In the statement on the essence of Godliness, Paul states that “God was manifest in flesh” (I Tim 3:16). His real humanity, sin apart, did not detract from His Deity. Deity could not absolve itself of Deity, but in Jesus Christ, Deity was clothed in the garment of humanity. He became what He had not previously been but never ceased to be what He ever was.

John shows the believers that they have within them the Great Teacher, the Anointing (2:20,27), He Who came with the promise, “He shall teach you all things and bring all things to your remembrance” (John 14:26).

Our theology cannot be based on supposition; it cannot be speculative; it cannot be based on rationalism but rather on revelation. The Holy Spirit has been sent as the Great Revealer of Truth to the family of God. The truth He reveals is contained within the Book.

It Was Written to Furnish Assurance

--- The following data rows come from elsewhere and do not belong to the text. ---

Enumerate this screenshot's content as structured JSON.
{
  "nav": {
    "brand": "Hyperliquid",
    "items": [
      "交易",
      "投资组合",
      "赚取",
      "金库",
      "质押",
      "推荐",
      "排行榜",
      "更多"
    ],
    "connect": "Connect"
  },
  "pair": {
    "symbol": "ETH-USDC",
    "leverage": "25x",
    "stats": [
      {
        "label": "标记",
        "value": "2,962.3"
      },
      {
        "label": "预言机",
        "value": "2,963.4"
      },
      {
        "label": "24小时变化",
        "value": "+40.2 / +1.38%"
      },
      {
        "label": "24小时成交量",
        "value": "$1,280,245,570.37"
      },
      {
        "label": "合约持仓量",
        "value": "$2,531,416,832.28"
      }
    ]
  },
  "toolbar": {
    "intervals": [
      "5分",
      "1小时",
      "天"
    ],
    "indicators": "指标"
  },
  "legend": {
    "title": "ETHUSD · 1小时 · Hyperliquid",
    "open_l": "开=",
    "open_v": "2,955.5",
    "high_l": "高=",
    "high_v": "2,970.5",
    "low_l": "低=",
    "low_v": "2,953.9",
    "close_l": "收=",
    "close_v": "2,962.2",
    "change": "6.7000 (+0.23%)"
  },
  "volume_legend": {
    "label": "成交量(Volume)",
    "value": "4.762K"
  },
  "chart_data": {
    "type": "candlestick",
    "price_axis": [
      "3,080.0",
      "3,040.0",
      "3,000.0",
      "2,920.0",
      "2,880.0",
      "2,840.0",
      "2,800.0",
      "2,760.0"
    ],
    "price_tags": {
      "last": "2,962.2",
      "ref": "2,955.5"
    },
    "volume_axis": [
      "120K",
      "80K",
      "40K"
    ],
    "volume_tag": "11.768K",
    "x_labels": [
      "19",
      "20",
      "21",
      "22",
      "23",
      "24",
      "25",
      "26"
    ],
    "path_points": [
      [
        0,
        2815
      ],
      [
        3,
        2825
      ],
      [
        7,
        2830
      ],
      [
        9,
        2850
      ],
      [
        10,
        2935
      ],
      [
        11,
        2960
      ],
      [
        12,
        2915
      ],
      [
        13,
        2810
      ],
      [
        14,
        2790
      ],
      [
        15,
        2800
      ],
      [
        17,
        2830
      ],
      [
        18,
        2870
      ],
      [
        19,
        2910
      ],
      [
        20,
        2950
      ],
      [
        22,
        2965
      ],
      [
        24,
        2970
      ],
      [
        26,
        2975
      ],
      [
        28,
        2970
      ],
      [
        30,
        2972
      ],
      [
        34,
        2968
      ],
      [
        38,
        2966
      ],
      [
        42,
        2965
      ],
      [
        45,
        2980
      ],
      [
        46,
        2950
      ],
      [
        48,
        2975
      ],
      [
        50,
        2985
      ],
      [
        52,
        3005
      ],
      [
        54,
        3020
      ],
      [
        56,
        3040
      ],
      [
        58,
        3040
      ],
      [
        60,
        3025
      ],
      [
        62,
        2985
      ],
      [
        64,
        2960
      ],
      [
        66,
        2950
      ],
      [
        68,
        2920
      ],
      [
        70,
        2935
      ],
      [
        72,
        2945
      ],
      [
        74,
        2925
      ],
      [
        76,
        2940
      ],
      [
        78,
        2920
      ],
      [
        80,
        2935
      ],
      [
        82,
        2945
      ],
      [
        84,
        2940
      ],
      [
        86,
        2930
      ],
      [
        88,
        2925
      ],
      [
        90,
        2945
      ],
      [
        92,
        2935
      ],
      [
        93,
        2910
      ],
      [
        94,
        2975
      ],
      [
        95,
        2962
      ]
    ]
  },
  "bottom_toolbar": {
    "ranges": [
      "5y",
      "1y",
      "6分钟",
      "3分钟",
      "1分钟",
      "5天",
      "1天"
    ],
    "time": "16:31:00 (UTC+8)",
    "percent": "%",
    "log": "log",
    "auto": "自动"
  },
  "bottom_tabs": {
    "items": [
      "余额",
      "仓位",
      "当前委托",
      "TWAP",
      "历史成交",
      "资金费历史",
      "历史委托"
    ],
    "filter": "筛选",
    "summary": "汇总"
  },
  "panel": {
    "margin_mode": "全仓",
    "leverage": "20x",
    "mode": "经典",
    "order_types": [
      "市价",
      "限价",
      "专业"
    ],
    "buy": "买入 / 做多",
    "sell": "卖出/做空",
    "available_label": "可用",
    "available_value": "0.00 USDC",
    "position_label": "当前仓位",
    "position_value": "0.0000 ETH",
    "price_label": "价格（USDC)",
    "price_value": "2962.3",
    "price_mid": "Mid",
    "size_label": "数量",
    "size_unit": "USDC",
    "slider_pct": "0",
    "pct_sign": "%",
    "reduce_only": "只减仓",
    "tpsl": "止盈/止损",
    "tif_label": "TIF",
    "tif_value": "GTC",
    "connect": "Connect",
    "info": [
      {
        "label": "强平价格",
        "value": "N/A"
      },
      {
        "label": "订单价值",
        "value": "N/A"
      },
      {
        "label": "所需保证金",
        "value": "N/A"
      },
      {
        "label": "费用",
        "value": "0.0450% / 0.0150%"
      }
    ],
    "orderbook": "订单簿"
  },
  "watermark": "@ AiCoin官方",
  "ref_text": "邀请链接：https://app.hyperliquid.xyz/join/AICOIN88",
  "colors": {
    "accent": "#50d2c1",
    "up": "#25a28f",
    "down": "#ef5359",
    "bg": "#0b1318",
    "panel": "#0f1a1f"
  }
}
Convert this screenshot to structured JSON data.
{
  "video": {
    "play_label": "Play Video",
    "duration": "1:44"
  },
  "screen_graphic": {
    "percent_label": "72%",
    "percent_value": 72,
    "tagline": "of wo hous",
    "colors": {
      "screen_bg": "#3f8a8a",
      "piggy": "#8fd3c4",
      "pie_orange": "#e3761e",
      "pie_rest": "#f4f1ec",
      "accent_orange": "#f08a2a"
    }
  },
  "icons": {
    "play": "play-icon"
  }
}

“These things have I written unto you that (hina) ye may know that ye have eternal life.,, (5:13) What means does John employ to test for reality in others and to give assurance of a life abiding within? It is an epistle of three great tests an epistle whereby the reality of the profession of others may be tested, but also by which the believer can see if he himself is displaying the evidences of divine life within.

The first test is the test of behavior. “And hereby we do know that we know Him, if we keep His commandments” (2:3-5). Obedience to the implanted Word is a test of life.

It is important for us to realize that John treats the course of a believers life. Sin should be an accident in the Christian life. If one professes to be a believer and sin is his course, then John would say that he has not been born of God. He shows us clearly that Christians do sin and need confession and an Advocate. The sense therefore of 3:6-10 can only be found if we look at the progressive tenses. For example, 3:6 could be read, “Whosoever abideth in Him does not habitually practice sin: whosoever habitually practices sin hath not seen Him, neither known Him.” In 3:9 we see that every one who has been born of God does not practice sin for His seed abides in him, and he cannot practice sin for he has been born of God. Again, when sin occurs, there is provision; if sin is a course, then it is a proof that divine life has not been imparted.

The second test is the test of brotherly love. “We know that we have passed from death unto life because we love the brethren” (3:14). This is not a passive love but is one that is active. It is not in word and tongue but in deeds and truth. See 2:9-11, 3:17-18,4:7-12, 4:20-21.

The third test is the test of belief. Persons are tested as to their reality by the doctrines that they hold. “Whosoever believeth that Jesus is the Christ is born of God” (5:1). This belief in the truths associated with His Person has ever been the test even as the Lord Jesus asked, “But whom say ye that I am?” (Mat 16:15).

We must ever be protectors of the doctrines concerning His Person, and we must always be careful to maintain the truth of what is called the “hypostatic union” the union in One Person of two natures.

In summary, we have attempted to see what were the purposes on the heart of the beloved disciple as he was borne along by the Holy Spirit in the writing of this epistle. John wanted to see a happy, harmonious people, preserved in their behavior and in their belief.